Where other MDs misread the acoustic, the dynamics and tempi to produce messy, incoherent renditions that were splattered with the viscera of unforced errors, Chris King laid out his case with the skill of Rumpole of the Bailey.
Excellence from Cardiff takes them to the Senior Cup as runner-up
There was a refined, controlled elegance about the playing - deliberately so it appeared, as the mysterious opening made way to a free flowing, but not over pacy Allegro, and bold, euphoric close; the MD keeping a tight leash on the ensemble with his neat directions.
With no stamina issues (many bands simply faded away as lactic acid took its toll) and the ability to conjure up that essential Berlioz pulsating drive to the finale, Friary rounded off the contest with a flourish that fairly romped to the title:
It was the type of last minute intervention of compelling musical evidence that would have gone down well in a Perry Mason courtroom, let alone one on the Golden Mile. They are a band to keep a lasting eye on.
Despite the rather long winded judgement of Mike Kilroy and the more precise analysis of David Horsfield, the eventually result was never in doubt: A very eloquent, expertly presented case had gained its deserved reward.
Drighlington takes their step into the Senior Cup for 2015
The same could also be said of City of Cardiff (Melingriffith) who produced an equally engaging account under Gareth Ritter that certainly sounded as if he had taken on board the advice of Russell Gray at the recent convention of the National Association of Brass Band Conductors.

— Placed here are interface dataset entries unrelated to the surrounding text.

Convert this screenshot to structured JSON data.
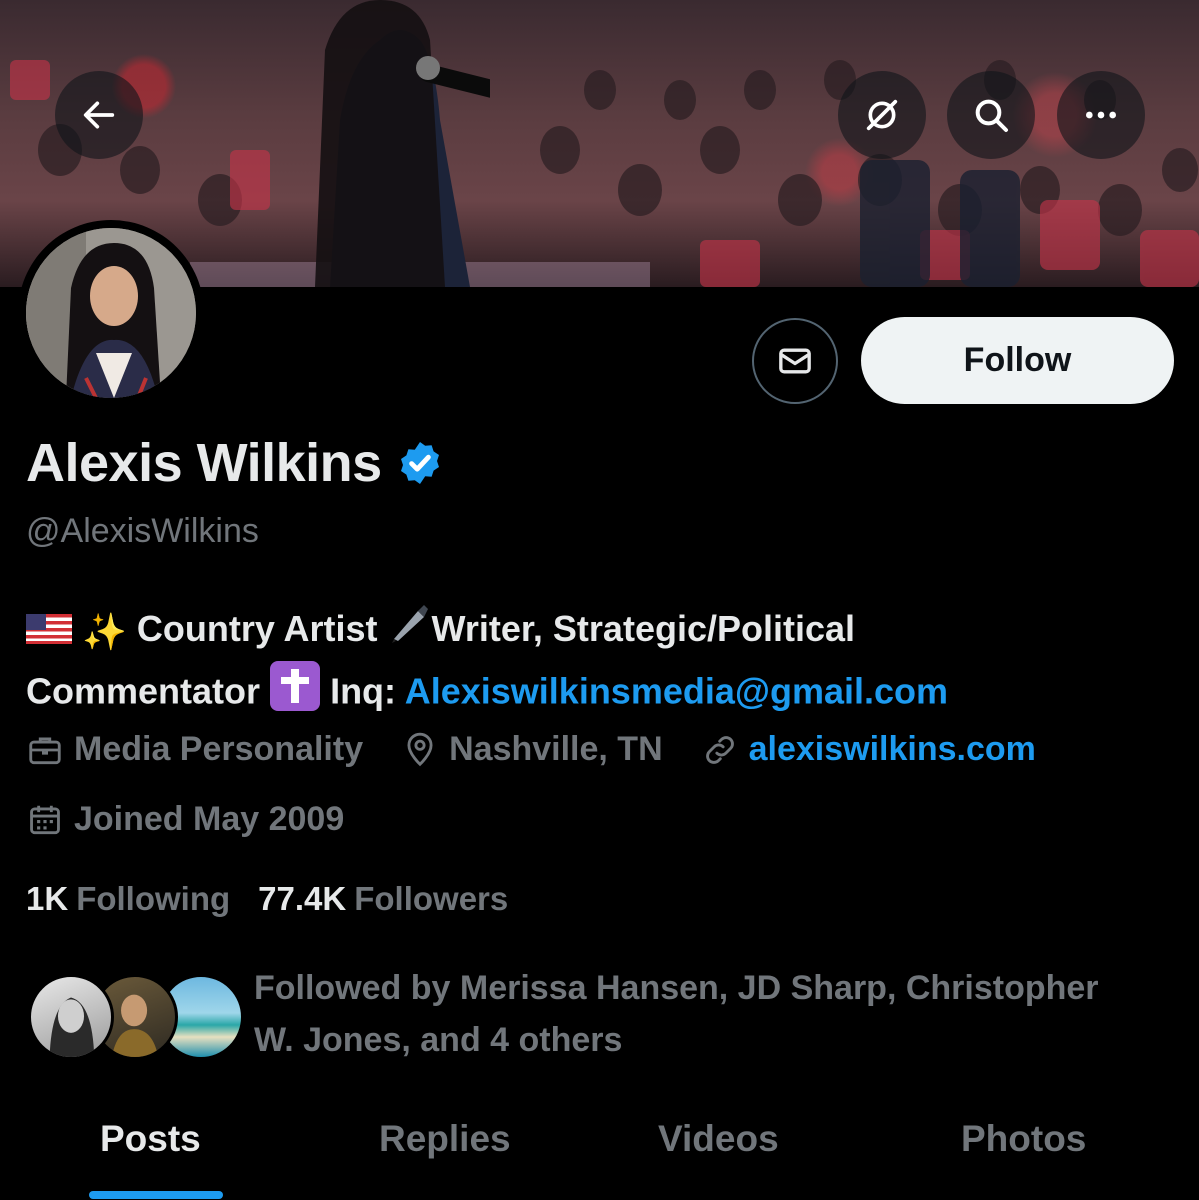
{
  "header": {
    "back_icon": "arrow-left-icon",
    "actions": [
      "grok-icon",
      "search-icon",
      "more-icon"
    ]
  },
  "profile": {
    "display_name": "Alexis Wilkins",
    "verified": true,
    "handle": "@AlexisWilkins",
    "follow_label": "Follow",
    "bio": {
      "emoji_flag": "🇺🇸",
      "emoji_sparkles": "✨",
      "part1": "Country Artist",
      "emoji_pen": "✒️",
      "part2": "Writer, Strategic/Political",
      "part3": "Commentator",
      "emoji_cross": "✝️",
      "inq_label": "Inq:",
      "email": "Alexiswilkinsmedia@gmail.com"
    },
    "category": "Media Personality",
    "location": "Nashville, TN",
    "website": "alexiswilkins.com",
    "joined": "Joined May 2009"
  },
  "counts": {
    "following_num": "1K",
    "following_label": "Following",
    "followers_num": "77.4K",
    "followers_label": "Followers"
  },
  "followed_by": {
    "line1": "Followed by Merissa Hansen, JD Sharp, Christopher",
    "line2": "W. Jones, and 4 others"
  },
  "tabs": [
    {
      "label": "Posts",
      "active": true
    },
    {
      "label": "Replies",
      "active": false
    },
    {
      "label": "Videos",
      "active": false
    },
    {
      "label": "Photos",
      "active": false
    }
  ],
  "colors": {
    "background": "#000000",
    "text": "#e7e9ea",
    "muted": "#71767b",
    "accent": "#1d9bf0",
    "follow_bg": "#eff3f4"
  }
}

In another life the Scot could easily have a career as a QC, such is the lucid way he can present a case for judgement, and the Welshman showed that he had certainly picked up tips from his learned friend as an atmospheric opening led into an optimistic Allegro (aided by the ‘Best Instrumentalist’ contribution of Martyn Moxon on soprano) and pile driving close.

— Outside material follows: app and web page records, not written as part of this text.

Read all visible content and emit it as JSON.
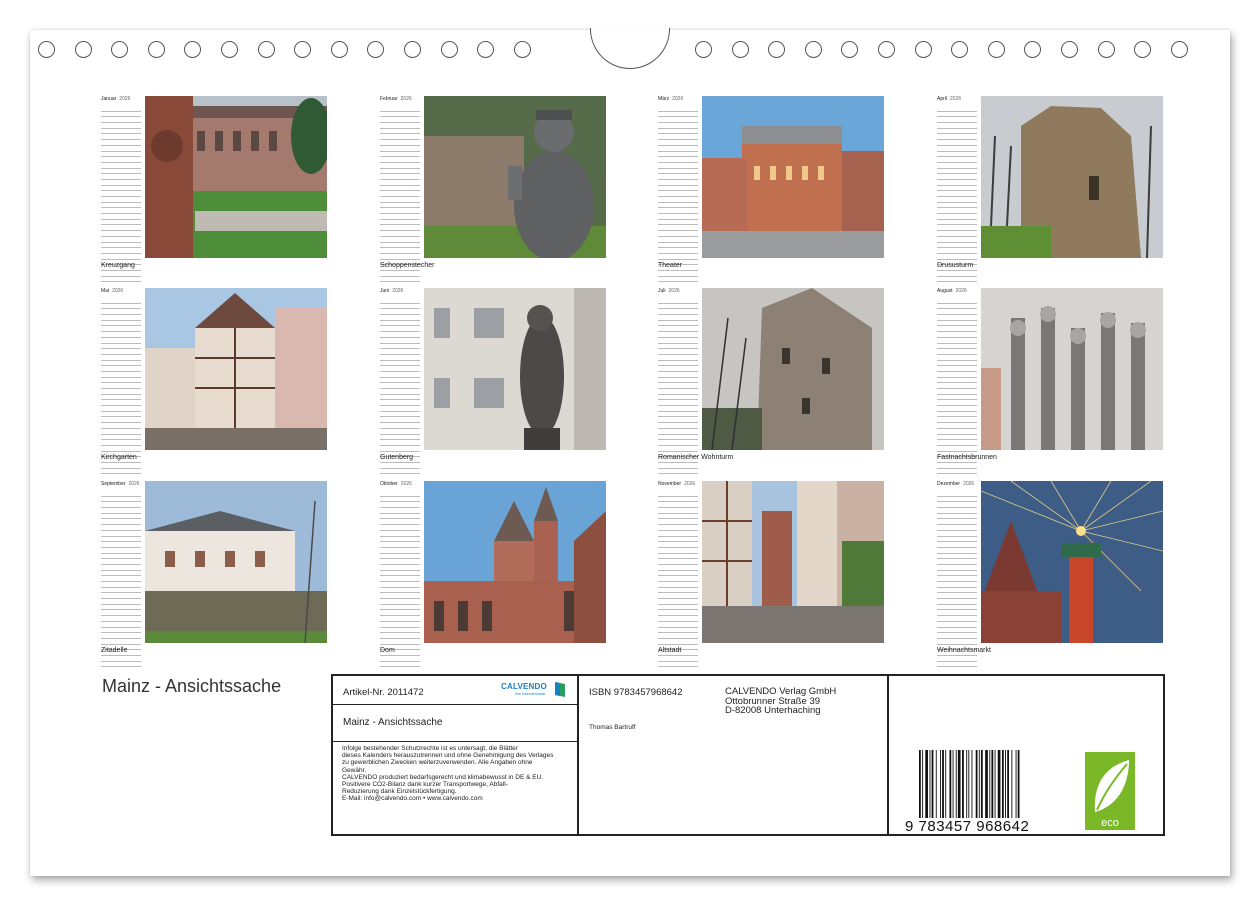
{
  "calendar": {
    "year": "2026",
    "months": [
      {
        "name": "Januar",
        "caption": "Kreuzgang"
      },
      {
        "name": "Februar",
        "caption": "Schoppenstecher"
      },
      {
        "name": "März",
        "caption": "Theater"
      },
      {
        "name": "April",
        "caption": "Drususturm"
      },
      {
        "name": "Mai",
        "caption": "Kirchgarten"
      },
      {
        "name": "Juni",
        "caption": "Gutenberg"
      },
      {
        "name": "Juli",
        "caption": "Romanischer Wohnturm"
      },
      {
        "name": "August",
        "caption": "Fastnachtsbrunnen"
      },
      {
        "name": "September",
        "caption": "Zitadelle"
      },
      {
        "name": "Oktober",
        "caption": "Dom"
      },
      {
        "name": "November",
        "caption": "Altstadt"
      },
      {
        "name": "Dezember",
        "caption": "Weihnachtsmarkt"
      }
    ]
  },
  "product": {
    "title": "Mainz - Ansichtssache",
    "article": "Artikel-Nr. 2011472",
    "brand": "CALVENDO",
    "brand_slogan": "Ihre Kalenderstudio",
    "isbn_line": "ISBN 9783457968642",
    "author": "Thomas Bartruff",
    "publisher": [
      "CALVENDO Verlag GmbH",
      "Ottobrunner Straße 39",
      "D-82008 Unterhaching"
    ],
    "legal": [
      "Infolge bestehender Schutzrechte ist es untersagt, die Blätter",
      "dieses Kalenders herauszutrennen und ohne Genehmigung des Verlages",
      "zu gewerblichen Zwecken weiterzuverwenden. Alle Angaben ohne",
      "Gewähr.",
      "CALVENDO produziert bedarfsgerecht und klimabewusst in DE & EU.",
      "Positivere CO2-Bilanz dank kurzer Transportwege, Abfall-",
      "Reduzierung dank Einzelstückfertigung.",
      "E-Mail: info@calvendo.com • www.calvendo.com"
    ],
    "barcode_number": "9   783457   968642",
    "eco_label": "eco"
  },
  "colors": {
    "brand_blue": "#1a7fbf",
    "eco_green": "#7ab827"
  }
}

It may have just lacked that extra refinement of the late winner, but until then it was head and shoulders above its rivals.

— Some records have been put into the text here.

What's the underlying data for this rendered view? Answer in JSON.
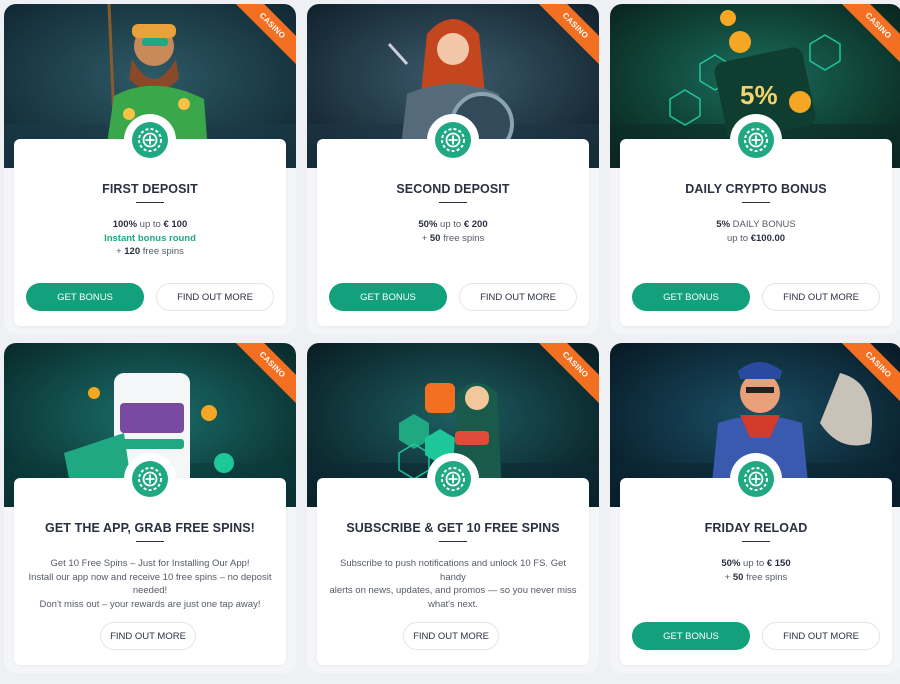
{
  "colors": {
    "accent": "#13a07d",
    "ribbon": "#f36f21",
    "title": "#2a3040"
  },
  "ribbon_label": "CASINO",
  "cards": [
    {
      "title": "FIRST DEPOSIT",
      "lines": [
        {
          "strong": "100%",
          "text": " up to ",
          "strong2": "€ 100"
        },
        {
          "green": "Instant bonus round"
        },
        {
          "text": "+ ",
          "strong": "120",
          "text2": " free spins"
        }
      ],
      "primary": "GET BONUS",
      "secondary": "FIND OUT MORE",
      "icon": "fisherman-character-image"
    },
    {
      "title": "SECOND DEPOSIT",
      "lines": [
        {
          "strong": "50%",
          "text": " up to ",
          "strong2": "€ 200"
        },
        {
          "text": "+ ",
          "strong": "50",
          "text2": " free spins"
        }
      ],
      "primary": "GET BONUS",
      "secondary": "FIND OUT MORE",
      "icon": "warrior-woman-image"
    },
    {
      "title": "DAILY CRYPTO BONUS",
      "lines": [
        {
          "strong": "5%",
          "text": " DAILY BONUS"
        },
        {
          "text": "up to ",
          "strong": "€100.00"
        }
      ],
      "primary": "GET BONUS",
      "secondary": "FIND OUT MORE",
      "icon": "crypto-wallet-image"
    },
    {
      "title": "GET THE APP, GRAB FREE SPINS!",
      "lines": [
        {
          "text": "Get 10 Free Spins – Just for Installing Our App!"
        },
        {
          "text": "Install our app now and receive 10 free spins – no deposit"
        },
        {
          "text": "needed!"
        },
        {
          "text": "Don't miss out – your rewards are just one tap away!"
        }
      ],
      "single": "FIND OUT MORE",
      "icon": "mobile-app-image"
    },
    {
      "title": "SUBSCRIBE & GET 10 FREE SPINS",
      "lines": [
        {
          "text": "Subscribe to push notifications and unlock 10 FS. Get handy"
        },
        {
          "text": "alerts on news, updates, and promos — so you never miss"
        },
        {
          "text": "what's next."
        }
      ],
      "single": "FIND OUT MORE",
      "icon": "notification-phone-image"
    },
    {
      "title": "FRIDAY RELOAD",
      "lines": [
        {
          "strong": "50%",
          "text": " up to ",
          "strong2": "€ 150"
        },
        {
          "text": "+ ",
          "strong": "50",
          "text2": " free spins"
        }
      ],
      "primary": "GET BONUS",
      "secondary": "FIND OUT MORE",
      "icon": "pirate-character-image"
    }
  ]
}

The familiar stanzas and motifs of ‘Judges’ also made for all too familiar, and at times rather elementary problems for MDs who seemingly did not take the required forensic look at the detail it presented.
Rhythmic inaccuracies (especially soprano cornets who skipped along in compound time), wrong notes and entries are inexcusable at the best of times at this level, but downright fatal if you want to try and take a step closer to Symphony Hall.
Despite its age and rickety construction, ‘Judges’ is still a tricky test piece that demands substantial preparation work. Far too many bands simply caused their own downfall - not helped by trying to camouflage inadequacies by volume and overbearing percussion.
Cornish smile as St Dennis get a step closer to Symphony Hall
The delight of Drighlington and St Dennis will be tempered by the thought that they will be faced with an even sterner test of character in the Senior Cup next year, although under the batons of the vastly experienced Jim Davis and the vibrantly engaging Darren Hawkin, the duo look to be already heading in the right musical direction. These were performances of emerging potential.
Behind them, Dalmellington and Oldham (Lees) showed both quality and fragility in taking the remaining top six places, although others such as Kidlington, Spal Automotive, Rainford and Unison Kinneil put forward cases for serious consideration. All though were playing for minor places.
Elsewhere it was troubling to hear so many performances blighted by error and misjudgement - especially as it was not really a question of interpretation (Berlioz overtures are fairly straightforward in that respect), but of basic contesting requirements.
It would have been pretty difficult for any of the bottom six finishers to mount a successful appeal to Strasbourg on this one.
For Friary and Cardiff, the difficult first step towards a future appearance at the British Open has been overcome with a fair amount of style and authority.
However, they will know that it won’t be getting any easier from here on in though.